Cardiff were playing in front of the biggest TV audience ever to have seen them in action, an estimated potential of 5 billion. They supplied two moments of Premier magic, and again showed their resolve to compete with the big boys.
3. Fellaini feels his way in
Inevitably, Fellaini's first touch saw him penalised. He is a magnet for infringement decisions. Perhaps he should cut his hair; it only adds to a gargantuan frame that makes any duel look like an unfair fight.

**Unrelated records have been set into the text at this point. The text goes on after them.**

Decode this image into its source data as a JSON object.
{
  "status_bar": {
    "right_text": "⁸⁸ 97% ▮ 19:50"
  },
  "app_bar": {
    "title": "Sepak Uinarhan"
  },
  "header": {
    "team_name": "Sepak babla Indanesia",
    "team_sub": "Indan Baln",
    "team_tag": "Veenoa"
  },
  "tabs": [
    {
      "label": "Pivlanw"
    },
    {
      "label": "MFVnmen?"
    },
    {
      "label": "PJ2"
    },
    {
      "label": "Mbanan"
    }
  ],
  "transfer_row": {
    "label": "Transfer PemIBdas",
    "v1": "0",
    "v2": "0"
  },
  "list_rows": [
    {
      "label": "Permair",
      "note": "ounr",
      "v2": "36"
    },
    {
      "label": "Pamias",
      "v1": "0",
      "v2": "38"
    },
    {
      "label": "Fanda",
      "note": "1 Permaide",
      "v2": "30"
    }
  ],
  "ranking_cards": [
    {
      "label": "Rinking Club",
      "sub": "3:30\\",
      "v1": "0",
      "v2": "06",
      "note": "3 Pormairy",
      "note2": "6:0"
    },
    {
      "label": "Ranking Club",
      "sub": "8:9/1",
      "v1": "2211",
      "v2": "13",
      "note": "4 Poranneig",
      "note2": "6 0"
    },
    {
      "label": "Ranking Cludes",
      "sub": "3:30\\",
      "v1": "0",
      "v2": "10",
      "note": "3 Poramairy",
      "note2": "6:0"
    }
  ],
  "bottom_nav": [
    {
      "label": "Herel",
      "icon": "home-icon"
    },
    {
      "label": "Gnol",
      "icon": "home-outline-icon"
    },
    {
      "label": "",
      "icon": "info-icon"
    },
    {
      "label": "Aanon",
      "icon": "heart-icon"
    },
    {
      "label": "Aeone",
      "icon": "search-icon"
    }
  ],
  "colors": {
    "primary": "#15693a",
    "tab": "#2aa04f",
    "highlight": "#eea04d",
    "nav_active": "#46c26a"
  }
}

With injuries taking their toll on Moyes' squad, Tom Cleverley, his standing much reduced these days, was trying to assume the mantle of Michael Carrick -- and largely failing. He does not have the passing ability, nor the spatial awareness, of his sometime partner. Nor does he have Carrick's steadiness. Cleverley was caught out rather too often and, at one point, Moyes could be seen complaining to assistant Steve Round about a misplaced pass.
Fellaini was playing what has become the Phil Jones role in the utility man's absence. A physical battle of the type that Cardiff provided suited the Belgian afro man. He seemed to be enjoying putting himself about in probably his most effective domestic game for his new club.
He might even have scored his first Premier League goal for United had Marshall not twice clawed headers away. In the midfield morass, a place Fellaini has always wanted to be, he was perpetually involved, ready to drop deep to collect the ball from his centre-backs and then join attacks, too. It perhaps helped that Cardiff's own engine room is not blessed with the pace that higher-grade teams will offer.
His partner was less impressive throughout. Cleverley was caught napping when Mutch stole in ahead of him to play in Campbell. United had been cut in two by the simplest of moves through the midfield area that is perennially their weakness and will be until proper reinforcements are made.